WHAT YOU ARE ASKED TO DO:
Return every entry in full, with no alterations.

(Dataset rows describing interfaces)
:::::
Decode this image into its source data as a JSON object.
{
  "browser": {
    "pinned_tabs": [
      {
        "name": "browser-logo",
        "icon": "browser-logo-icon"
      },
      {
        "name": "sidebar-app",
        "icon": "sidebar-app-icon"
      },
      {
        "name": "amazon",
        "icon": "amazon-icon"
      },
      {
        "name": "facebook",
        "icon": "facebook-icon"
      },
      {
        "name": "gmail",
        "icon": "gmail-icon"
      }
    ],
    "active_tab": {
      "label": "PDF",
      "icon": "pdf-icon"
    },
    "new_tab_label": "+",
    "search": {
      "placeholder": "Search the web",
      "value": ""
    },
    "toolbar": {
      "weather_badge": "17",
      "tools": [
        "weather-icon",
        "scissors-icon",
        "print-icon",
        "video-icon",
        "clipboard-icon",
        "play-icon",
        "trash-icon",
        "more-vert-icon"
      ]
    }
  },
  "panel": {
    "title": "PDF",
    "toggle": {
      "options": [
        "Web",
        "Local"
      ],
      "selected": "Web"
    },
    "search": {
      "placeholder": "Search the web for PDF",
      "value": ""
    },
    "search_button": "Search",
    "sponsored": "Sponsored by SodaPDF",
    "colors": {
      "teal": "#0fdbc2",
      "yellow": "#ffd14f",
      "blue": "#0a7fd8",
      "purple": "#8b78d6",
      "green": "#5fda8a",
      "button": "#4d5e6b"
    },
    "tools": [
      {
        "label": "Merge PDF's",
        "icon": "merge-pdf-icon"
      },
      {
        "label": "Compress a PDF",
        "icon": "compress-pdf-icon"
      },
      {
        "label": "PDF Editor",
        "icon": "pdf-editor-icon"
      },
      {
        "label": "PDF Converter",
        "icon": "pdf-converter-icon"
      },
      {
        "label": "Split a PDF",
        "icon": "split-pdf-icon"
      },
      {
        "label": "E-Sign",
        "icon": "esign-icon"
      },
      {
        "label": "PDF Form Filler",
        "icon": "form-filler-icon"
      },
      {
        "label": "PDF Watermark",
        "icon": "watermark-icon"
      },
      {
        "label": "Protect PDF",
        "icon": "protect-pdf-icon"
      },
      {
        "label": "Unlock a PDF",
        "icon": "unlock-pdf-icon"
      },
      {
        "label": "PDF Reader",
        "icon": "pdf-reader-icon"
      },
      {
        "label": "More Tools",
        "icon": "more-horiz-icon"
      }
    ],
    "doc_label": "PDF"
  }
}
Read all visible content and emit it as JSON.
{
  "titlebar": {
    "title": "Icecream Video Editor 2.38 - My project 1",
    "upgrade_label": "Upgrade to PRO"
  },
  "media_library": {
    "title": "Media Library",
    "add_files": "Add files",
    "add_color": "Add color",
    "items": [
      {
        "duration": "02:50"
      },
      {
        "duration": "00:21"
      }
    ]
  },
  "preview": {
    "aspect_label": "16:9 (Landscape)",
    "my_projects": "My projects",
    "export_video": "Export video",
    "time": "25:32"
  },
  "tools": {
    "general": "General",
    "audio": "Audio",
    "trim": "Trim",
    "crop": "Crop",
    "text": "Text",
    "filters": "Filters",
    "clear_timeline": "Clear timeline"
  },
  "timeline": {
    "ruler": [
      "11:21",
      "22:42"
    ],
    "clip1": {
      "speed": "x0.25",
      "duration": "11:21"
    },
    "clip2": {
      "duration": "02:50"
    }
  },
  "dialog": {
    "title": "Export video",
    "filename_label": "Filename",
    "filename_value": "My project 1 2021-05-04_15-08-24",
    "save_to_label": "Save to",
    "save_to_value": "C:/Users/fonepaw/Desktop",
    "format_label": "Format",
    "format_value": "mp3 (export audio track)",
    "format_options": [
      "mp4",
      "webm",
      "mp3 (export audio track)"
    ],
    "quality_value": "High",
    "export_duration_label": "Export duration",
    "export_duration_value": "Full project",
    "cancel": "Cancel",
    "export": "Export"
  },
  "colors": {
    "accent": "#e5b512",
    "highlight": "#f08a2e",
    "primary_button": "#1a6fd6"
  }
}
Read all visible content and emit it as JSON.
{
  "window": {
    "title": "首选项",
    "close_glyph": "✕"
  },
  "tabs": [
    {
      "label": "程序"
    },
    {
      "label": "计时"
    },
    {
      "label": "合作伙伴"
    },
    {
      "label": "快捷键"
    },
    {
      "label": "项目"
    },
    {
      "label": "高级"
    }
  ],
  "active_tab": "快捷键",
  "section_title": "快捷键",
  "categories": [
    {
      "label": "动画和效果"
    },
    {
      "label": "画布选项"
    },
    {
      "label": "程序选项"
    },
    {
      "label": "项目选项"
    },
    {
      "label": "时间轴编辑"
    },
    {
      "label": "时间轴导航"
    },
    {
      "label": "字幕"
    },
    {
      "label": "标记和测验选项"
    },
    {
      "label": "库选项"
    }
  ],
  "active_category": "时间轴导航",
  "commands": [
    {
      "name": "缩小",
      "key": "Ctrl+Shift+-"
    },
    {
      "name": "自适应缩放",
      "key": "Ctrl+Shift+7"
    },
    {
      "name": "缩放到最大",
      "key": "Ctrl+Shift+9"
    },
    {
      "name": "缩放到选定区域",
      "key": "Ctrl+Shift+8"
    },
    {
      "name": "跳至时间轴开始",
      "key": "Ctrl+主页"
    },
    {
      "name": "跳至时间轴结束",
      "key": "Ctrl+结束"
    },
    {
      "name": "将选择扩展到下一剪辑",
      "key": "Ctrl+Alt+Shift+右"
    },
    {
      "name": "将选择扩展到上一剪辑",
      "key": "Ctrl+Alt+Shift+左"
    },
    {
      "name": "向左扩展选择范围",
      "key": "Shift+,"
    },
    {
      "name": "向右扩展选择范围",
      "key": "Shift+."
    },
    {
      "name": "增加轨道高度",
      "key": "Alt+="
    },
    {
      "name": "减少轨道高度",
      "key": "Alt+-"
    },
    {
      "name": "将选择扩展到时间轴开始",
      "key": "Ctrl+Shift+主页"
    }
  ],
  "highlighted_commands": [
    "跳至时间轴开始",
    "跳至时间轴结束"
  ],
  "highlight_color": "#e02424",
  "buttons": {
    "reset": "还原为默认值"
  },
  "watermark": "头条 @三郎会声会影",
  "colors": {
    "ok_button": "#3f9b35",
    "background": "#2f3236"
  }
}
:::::
ANSWER:
Decode this image into its source data as a JSON object.
{
  "browser": {
    "pinned_tabs": [
      {
        "name": "browser-logo",
        "icon": "browser-logo-icon"
      },
      {
        "name": "sidebar-app",
        "icon": "sidebar-app-icon"
      },
      {
        "name": "amazon",
        "icon": "amazon-icon"
      },
      {
        "name": "facebook",
        "icon": "facebook-icon"
      },
      {
        "name": "gmail",
        "icon": "gmail-icon"
      }
    ],
    "active_tab": {
      "label": "PDF",
      "icon": "pdf-icon"
    },
    "new_tab_label": "+",
    "search": {
      "placeholder": "Search the web",
      "value": ""
    },
    "toolbar": {
      "weather_badge": "17",
      "tools": [
        "weather-icon",
        "scissors-icon",
        "print-icon",
        "video-icon",
        "clipboard-icon",
        "play-icon",
        "trash-icon",
        "more-vert-icon"
      ]
    }
  },
  "panel": {
    "title": "PDF",
    "toggle": {
      "options": [
        "Web",
        "Local"
      ],
      "selected": "Web"
    },
    "search": {
      "placeholder": "Search the web for PDF",
      "value": ""
    },
    "search_button": "Search",
    "sponsored": "Sponsored by SodaPDF",
    "colors": {
      "teal": "#0fdbc2",
      "yellow": "#ffd14f",
      "blue": "#0a7fd8",
      "purple": "#8b78d6",
      "green": "#5fda8a",
      "button": "#4d5e6b"
    },
    "tools": [
      {
        "label": "Merge PDF's",
        "icon": "merge-pdf-icon"
      },
      {
        "label": "Compress a PDF",
        "icon": "compress-pdf-icon"
      },
      {
        "label": "PDF Editor",
        "icon": "pdf-editor-icon"
      },
      {
        "label": "PDF Converter",
        "icon": "pdf-converter-icon"
      },
      {
        "label": "Split a PDF",
        "icon": "split-pdf-icon"
      },
      {
        "label": "E-Sign",
        "icon": "esign-icon"
      },
      {
        "label": "PDF Form Filler",
        "icon": "form-filler-icon"
      },
      {
        "label": "PDF Watermark",
        "icon": "watermark-icon"
      },
      {
        "label": "Protect PDF",
        "icon": "protect-pdf-icon"
      },
      {
        "label": "Unlock a PDF",
        "icon": "unlock-pdf-icon"
      },
      {
        "label": "PDF Reader",
        "icon": "pdf-reader-icon"
      },
      {
        "label": "More Tools",
        "icon": "more-horiz-icon"
      }
    ],
    "doc_label": "PDF"
  }
}
Read all visible content and emit it as JSON.
{
  "titlebar": {
    "title": "Icecream Video Editor 2.38 - My project 1",
    "upgrade_label": "Upgrade to PRO"
  },
  "media_library": {
    "title": "Media Library",
    "add_files": "Add files",
    "add_color": "Add color",
    "items": [
      {
        "duration": "02:50"
      },
      {
        "duration": "00:21"
      }
    ]
  },
  "preview": {
    "aspect_label": "16:9 (Landscape)",
    "my_projects": "My projects",
    "export_video": "Export video",
    "time": "25:32"
  },
  "tools": {
    "general": "General",
    "audio": "Audio",
    "trim": "Trim",
    "crop": "Crop",
    "text": "Text",
    "filters": "Filters",
    "clear_timeline": "Clear timeline"
  },
  "timeline": {
    "ruler": [
      "11:21",
      "22:42"
    ],
    "clip1": {
      "speed": "x0.25",
      "duration": "11:21"
    },
    "clip2": {
      "duration": "02:50"
    }
  },
  "dialog": {
    "title": "Export video",
    "filename_label": "Filename",
    "filename_value": "My project 1 2021-05-04_15-08-24",
    "save_to_label": "Save to",
    "save_to_value": "C:/Users/fonepaw/Desktop",
    "format_label": "Format",
    "format_value": "mp3 (export audio track)",
    "format_options": [
      "mp4",
      "webm",
      "mp3 (export audio track)"
    ],
    "quality_value": "High",
    "export_duration_label": "Export duration",
    "export_duration_value": "Full project",
    "cancel": "Cancel",
    "export": "Export"
  },
  "colors": {
    "accent": "#e5b512",
    "highlight": "#f08a2e",
    "primary_button": "#1a6fd6"
  }
}
Read all visible content and emit it as JSON.
{
  "window": {
    "title": "首选项",
    "close_glyph": "✕"
  },
  "tabs": [
    {
      "label": "程序"
    },
    {
      "label": "计时"
    },
    {
      "label": "合作伙伴"
    },
    {
      "label": "快捷键"
    },
    {
      "label": "项目"
    },
    {
      "label": "高级"
    }
  ],
  "active_tab": "快捷键",
  "section_title": "快捷键",
  "categories": [
    {
      "label": "动画和效果"
    },
    {
      "label": "画布选项"
    },
    {
      "label": "程序选项"
    },
    {
      "label": "项目选项"
    },
    {
      "label": "时间轴编辑"
    },
    {
      "label": "时间轴导航"
    },
    {
      "label": "字幕"
    },
    {
      "label": "标记和测验选项"
    },
    {
      "label": "库选项"
    }
  ],
  "active_category": "时间轴导航",
  "commands": [
    {
      "name": "缩小",
      "key": "Ctrl+Shift+-"
    },
    {
      "name": "自适应缩放",
      "key": "Ctrl+Shift+7"
    },
    {
      "name": "缩放到最大",
      "key": "Ctrl+Shift+9"
    },
    {
      "name": "缩放到选定区域",
      "key": "Ctrl+Shift+8"
    },
    {
      "name": "跳至时间轴开始",
      "key": "Ctrl+主页"
    },
    {
      "name": "跳至时间轴结束",
      "key": "Ctrl+结束"
    },
    {
      "name": "将选择扩展到下一剪辑",
      "key": "Ctrl+Alt+Shift+右"
    },
    {
      "name": "将选择扩展到上一剪辑",
      "key": "Ctrl+Alt+Shift+左"
    },
    {
      "name": "向左扩展选择范围",
      "key": "Shift+,"
    },
    {
      "name": "向右扩展选择范围",
      "key": "Shift+."
    },
    {
      "name": "增加轨道高度",
      "key": "Alt+="
    },
    {
      "name": "减少轨道高度",
      "key": "Alt+-"
    },
    {
      "name": "将选择扩展到时间轴开始",
      "key": "Ctrl+Shift+主页"
    }
  ],
  "highlighted_commands": [
    "跳至时间轴开始",
    "跳至时间轴结束"
  ],
  "highlight_color": "#e02424",
  "buttons": {
    "reset": "还原为默认值"
  },
  "watermark": "头条 @三郎会声会影",
  "colors": {
    "ok_button": "#3f9b35",
    "background": "#2f3236"
  }
}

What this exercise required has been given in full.